The disappointment referenced in the headline comes from how scattershot and uneven the story is and how little it actually does over the course of the 13 episodes. Elektra plays a major role in the Frank Miller version of Daredevil from which the show works, but her appearance in the show seems almost like a stop-motion strobe: She's bad, she's good, Matt hates her, Matt doesn't, blink, blink. Only once or twice do these transitions have any hint of flow to them. Whether that's on actress √Člodie Yung or the screenwriters is not clear, but it makes it difficult to invest in her arc.

And the other disappointments comes in that the season ending episode leaves several questions about our characters unresolved. Which wouldn't be a problem if the storyline hadn't spent most of the last 13 episodes enhancing their least likable aspects. Everyone wants everyone else to stop lying to them but seems quite comfortable with being the one in the liar's seat. Matt tells Castle it's wrong to take the authority of an executioner on himself outside the law, but seems OK with taking on the authority of an enforcer himself. Karen wants Foggy and Matt to tell her the truth about whatever secret they keep from her but reserves the right to keep her own past secret from them. Bernthal does a great job outlining Castle's damaged and tortured soul, but since he's decided the best way to deal with his wife and children's deaths is to make widows and orphans, it's hard to care all that much about his pain after awhile.
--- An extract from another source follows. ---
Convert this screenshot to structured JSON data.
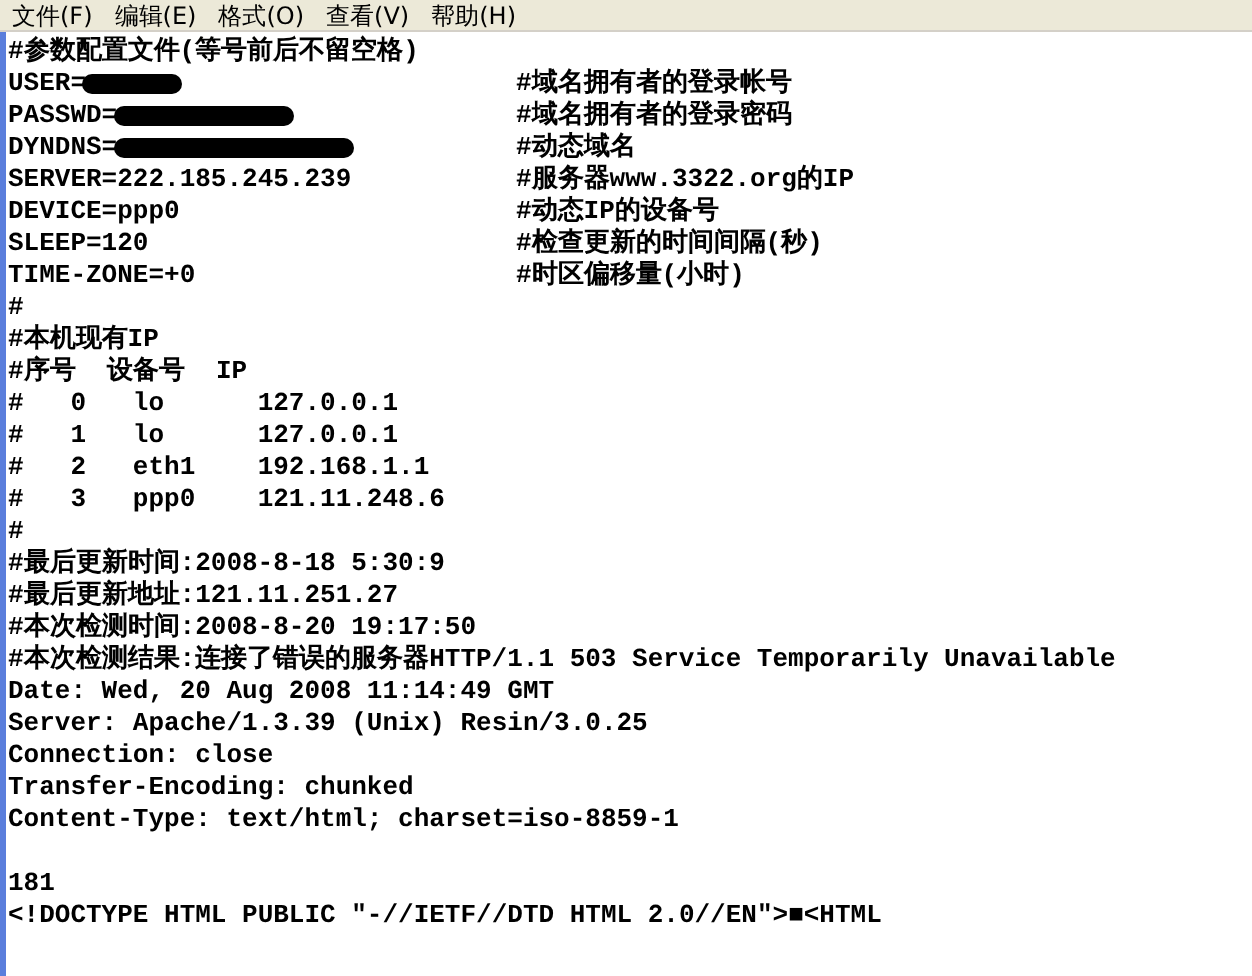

A Season Three is very likely, and there's nothing that says the showrunners can't rehabilitate their characters to restore some of their appeal and work harder at tightening up their story. The comic book version of Daredevil offers some outline of what the future might hold for them (although one hopes the showrunners decide not to fridge Karen the way Kevin Smith did), but so far the show has been willing to move outside that continuity to make its own way. Maybe it can bring back aspects of them that will help the audience care what happens to them while it does so.

No comments: